When you hear someone talking about investing in stocks, he or she is usually referring to investing in common stocks. However, companies offer two classes of stock: common and preferred. While most investors are pretty knowledgeable about common stocks, they are not well-informed when it comes to preferred stocks. The main similarity between common stocks and preferred stocks is that when you purchase either one, you become a partial owner because they both represent a form of equity. However, there are more differences between them than similarities.
When you own a common share of a company, you usually have one vote per share that entitles you to participate in the election of the board of directors. As an owner of a preferred share, you usually do not have any voting rights; however, you can convert it into a common share. Common stock shares also enjoy preemptive rights that allow you to maintain a certain ownership percentage in a company. For example, if you own 100 shares out of 1,000, your ownership share is 10 percent. If the company issues an additional 1,000 shares, the preemptive rights give you the right, but not the obligation, to purchase an additional 100 shares so that you can maintain your 10 percent ownership stake in the company.
When it comes to dividends, common shareholders do not know the amount they will receive in advance, whereas preferred shareholders know the exact amount because their dividends are fixed. Also, the dividends on preferred stocks are usually higher than the dividends on common stocks. However, the dividends on common shares are likely to increase as the company grows, whereas the dividends on preferred shares stay the same.
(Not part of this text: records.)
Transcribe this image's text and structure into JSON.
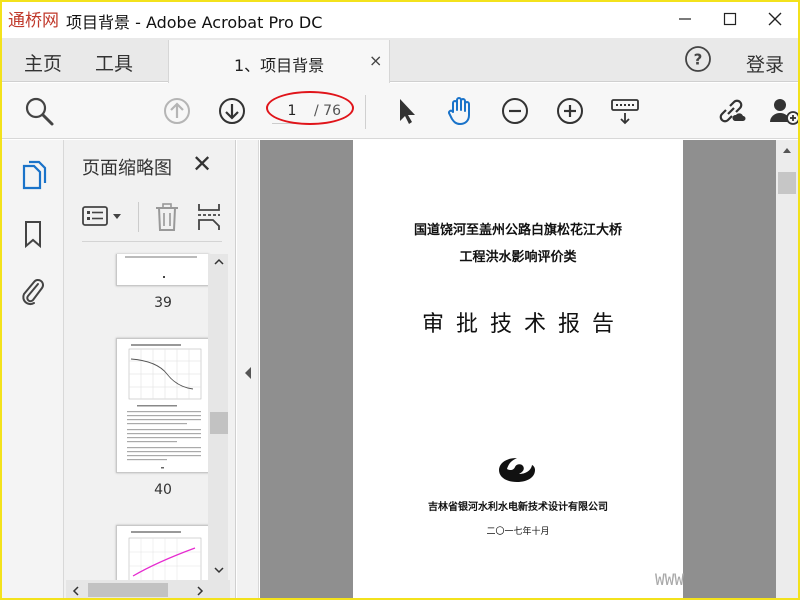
{
  "window": {
    "title": "项目背景 - Adobe Acrobat Pro DC",
    "logo_text": "通桥网"
  },
  "nav": {
    "home": "主页",
    "tools": "工具",
    "login": "登录"
  },
  "tab": {
    "label": "1、项目背景",
    "close": "×"
  },
  "toolbar": {
    "page_current": "1",
    "page_total": "/ 76"
  },
  "thumbnails": {
    "title": "页面缩略图",
    "close": "✕",
    "pages": [
      {
        "number": "39"
      },
      {
        "number": "40"
      }
    ]
  },
  "document": {
    "title_line1": "国道饶河至盖州公路白旗松花江大桥",
    "title_line2": "工程洪水影响评价类",
    "title_line3": "审批技术报告",
    "organization": "吉林省银河水利水电新技术设计有限公司",
    "date": "二〇一七年十月"
  },
  "watermark": "WWW",
  "colors": {
    "accent_blue": "#1a73c9",
    "annotation_red": "#e0141a",
    "frame_yellow": "#f3e21c"
  },
  "icons": [
    "search-icon",
    "arrow-up-icon",
    "arrow-down-icon",
    "pointer-icon",
    "hand-icon",
    "zoom-out-icon",
    "zoom-in-icon",
    "keyboard-icon",
    "share-link-icon",
    "add-user-icon",
    "pages-icon",
    "bookmark-icon",
    "paperclip-icon",
    "help-icon"
  ]
}
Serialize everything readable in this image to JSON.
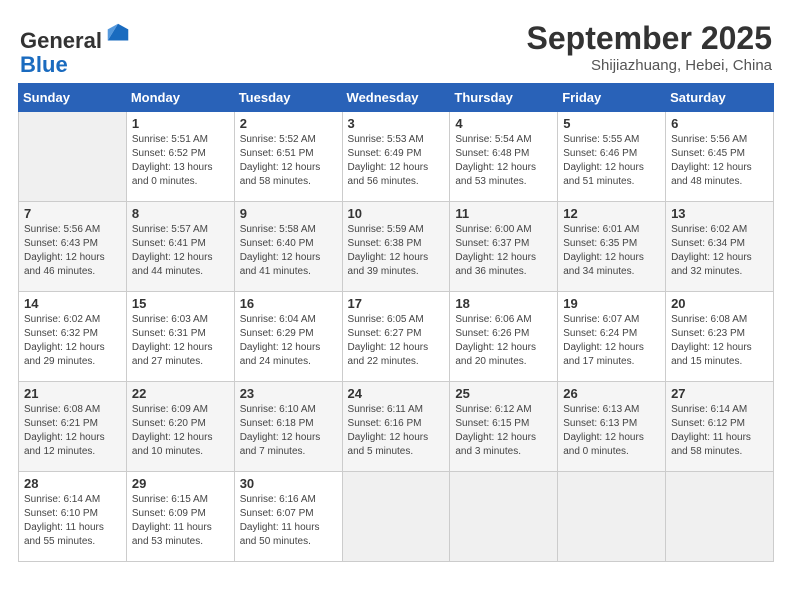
{
  "header": {
    "logo_line1": "General",
    "logo_line2": "Blue",
    "month_year": "September 2025",
    "location": "Shijiazhuang, Hebei, China"
  },
  "weekdays": [
    "Sunday",
    "Monday",
    "Tuesday",
    "Wednesday",
    "Thursday",
    "Friday",
    "Saturday"
  ],
  "weeks": [
    [
      {
        "day": "",
        "info": ""
      },
      {
        "day": "1",
        "info": "Sunrise: 5:51 AM\nSunset: 6:52 PM\nDaylight: 13 hours\nand 0 minutes."
      },
      {
        "day": "2",
        "info": "Sunrise: 5:52 AM\nSunset: 6:51 PM\nDaylight: 12 hours\nand 58 minutes."
      },
      {
        "day": "3",
        "info": "Sunrise: 5:53 AM\nSunset: 6:49 PM\nDaylight: 12 hours\nand 56 minutes."
      },
      {
        "day": "4",
        "info": "Sunrise: 5:54 AM\nSunset: 6:48 PM\nDaylight: 12 hours\nand 53 minutes."
      },
      {
        "day": "5",
        "info": "Sunrise: 5:55 AM\nSunset: 6:46 PM\nDaylight: 12 hours\nand 51 minutes."
      },
      {
        "day": "6",
        "info": "Sunrise: 5:56 AM\nSunset: 6:45 PM\nDaylight: 12 hours\nand 48 minutes."
      }
    ],
    [
      {
        "day": "7",
        "info": "Sunrise: 5:56 AM\nSunset: 6:43 PM\nDaylight: 12 hours\nand 46 minutes."
      },
      {
        "day": "8",
        "info": "Sunrise: 5:57 AM\nSunset: 6:41 PM\nDaylight: 12 hours\nand 44 minutes."
      },
      {
        "day": "9",
        "info": "Sunrise: 5:58 AM\nSunset: 6:40 PM\nDaylight: 12 hours\nand 41 minutes."
      },
      {
        "day": "10",
        "info": "Sunrise: 5:59 AM\nSunset: 6:38 PM\nDaylight: 12 hours\nand 39 minutes."
      },
      {
        "day": "11",
        "info": "Sunrise: 6:00 AM\nSunset: 6:37 PM\nDaylight: 12 hours\nand 36 minutes."
      },
      {
        "day": "12",
        "info": "Sunrise: 6:01 AM\nSunset: 6:35 PM\nDaylight: 12 hours\nand 34 minutes."
      },
      {
        "day": "13",
        "info": "Sunrise: 6:02 AM\nSunset: 6:34 PM\nDaylight: 12 hours\nand 32 minutes."
      }
    ],
    [
      {
        "day": "14",
        "info": "Sunrise: 6:02 AM\nSunset: 6:32 PM\nDaylight: 12 hours\nand 29 minutes."
      },
      {
        "day": "15",
        "info": "Sunrise: 6:03 AM\nSunset: 6:31 PM\nDaylight: 12 hours\nand 27 minutes."
      },
      {
        "day": "16",
        "info": "Sunrise: 6:04 AM\nSunset: 6:29 PM\nDaylight: 12 hours\nand 24 minutes."
      },
      {
        "day": "17",
        "info": "Sunrise: 6:05 AM\nSunset: 6:27 PM\nDaylight: 12 hours\nand 22 minutes."
      },
      {
        "day": "18",
        "info": "Sunrise: 6:06 AM\nSunset: 6:26 PM\nDaylight: 12 hours\nand 20 minutes."
      },
      {
        "day": "19",
        "info": "Sunrise: 6:07 AM\nSunset: 6:24 PM\nDaylight: 12 hours\nand 17 minutes."
      },
      {
        "day": "20",
        "info": "Sunrise: 6:08 AM\nSunset: 6:23 PM\nDaylight: 12 hours\nand 15 minutes."
      }
    ],
    [
      {
        "day": "21",
        "info": "Sunrise: 6:08 AM\nSunset: 6:21 PM\nDaylight: 12 hours\nand 12 minutes."
      },
      {
        "day": "22",
        "info": "Sunrise: 6:09 AM\nSunset: 6:20 PM\nDaylight: 12 hours\nand 10 minutes."
      },
      {
        "day": "23",
        "info": "Sunrise: 6:10 AM\nSunset: 6:18 PM\nDaylight: 12 hours\nand 7 minutes."
      },
      {
        "day": "24",
        "info": "Sunrise: 6:11 AM\nSunset: 6:16 PM\nDaylight: 12 hours\nand 5 minutes."
      },
      {
        "day": "25",
        "info": "Sunrise: 6:12 AM\nSunset: 6:15 PM\nDaylight: 12 hours\nand 3 minutes."
      },
      {
        "day": "26",
        "info": "Sunrise: 6:13 AM\nSunset: 6:13 PM\nDaylight: 12 hours\nand 0 minutes."
      },
      {
        "day": "27",
        "info": "Sunrise: 6:14 AM\nSunset: 6:12 PM\nDaylight: 11 hours\nand 58 minutes."
      }
    ],
    [
      {
        "day": "28",
        "info": "Sunrise: 6:14 AM\nSunset: 6:10 PM\nDaylight: 11 hours\nand 55 minutes."
      },
      {
        "day": "29",
        "info": "Sunrise: 6:15 AM\nSunset: 6:09 PM\nDaylight: 11 hours\nand 53 minutes."
      },
      {
        "day": "30",
        "info": "Sunrise: 6:16 AM\nSunset: 6:07 PM\nDaylight: 11 hours\nand 50 minutes."
      },
      {
        "day": "",
        "info": ""
      },
      {
        "day": "",
        "info": ""
      },
      {
        "day": "",
        "info": ""
      },
      {
        "day": "",
        "info": ""
      }
    ]
  ]
}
Because the dividends on preferred shares are fixed, the prices of preferred shares behave more like the prices of bonds than the prices of common shares. Bond prices are sensitive to changes in interest rates in such a way that when interest rates rise, bond prices fall and vice versa. The same principle applies to preferred shares.
Preferred shares can be classified into cumulative or non-cumulative. Cumulative preferred stocks accumulate unpaid dividends which must be paid out to preferred shareholders before any dividends are paid to common shareholders. For example, if the company promised preferred stock shareholders a 5% dividend on a par value of $100, every year a $5 dividend is due. If in Year 1, the company doesn’t pay it, for whatever reason, in Year 2 it must pay the $5 dividend in arrears plus the current $5 dividend to preferred shareholders before common shareholders see a dime.
In the event that a company is liquidated, the preferred stockholders get preferential treatment because they receive their money before common stockholders. This feature allows the company to raise capital from venture capitalists before it goes public because most venture capital deals are structured as preferred stock. Under this kind of arrangement, the founders and employees receive common stock, and venture capitalists receive preferred stock, which provides them with a liquidity preference that serves as a margin of safety. The liquidity preference determines who gets what in the event of insolvency. The liquidity preference could be anything times X. For example, a 2X liquidation preference means that the preferred shareholders receive two times the original investment before the common shareholders receive anything.
Outside of venture capital, issuing preferred stocks is just another way of financing. Sometimes, companies do not want to issue more common stock or are unable to get more debt financing because they might already carry too much debt. In this case, using preferred shares as an alternative way of financing might be beneficial. Preferred shares do not carry any voting rights and at the same time, are more lenient with respect to the payment on the cost of capital because the company can defer paying dividends into the future if it needs to without a penalty. Dividends do not become a liability until they are declared; however, this is not the case with traditional debt where missing a payment would put the company’s future in jeopardy.
The majority of the investment public mainly invests in common stock; however, preferred stocks appeal to certain groups such as retirees and institutions. Because preferred stocks offer current income and are less volatile than common stocks, they are appealing to retirees. Another group of investors that often chooses preferred stocks is institutions. They are drawn to them because the IRS provides them with dividends-received deduction. Under this deduction, institutions are allowed to deduct 70 percent of dividends if they own less than 20 percent of the dividend-paying company, 80 percent if they own between 20 and 80 percent of the dividend-paying company, and 100 percent if they own more than 80 percent of the dividend-paying company. You might ask why institutions get this break when individual investors must pay taxes on these dividends. Many of you know that the disadvantage of having a corporate structure is double taxation as companies have to pay taxes on their earnings and shareholders have to pay taxes on distributed earnings. If the preferred shareholder is another corporation that also happens to pay its own dividends, this would mean triple taxation. That’s why the IRS gives institutions dividends-received deduction.
To sum it up, both common and preferred stocks allow you to participate in the equity stake of companies; however, common stocks are more popular because they allow more potential for future growth, while preferred stocks offer current income through fixed dividends but limited future growth potential.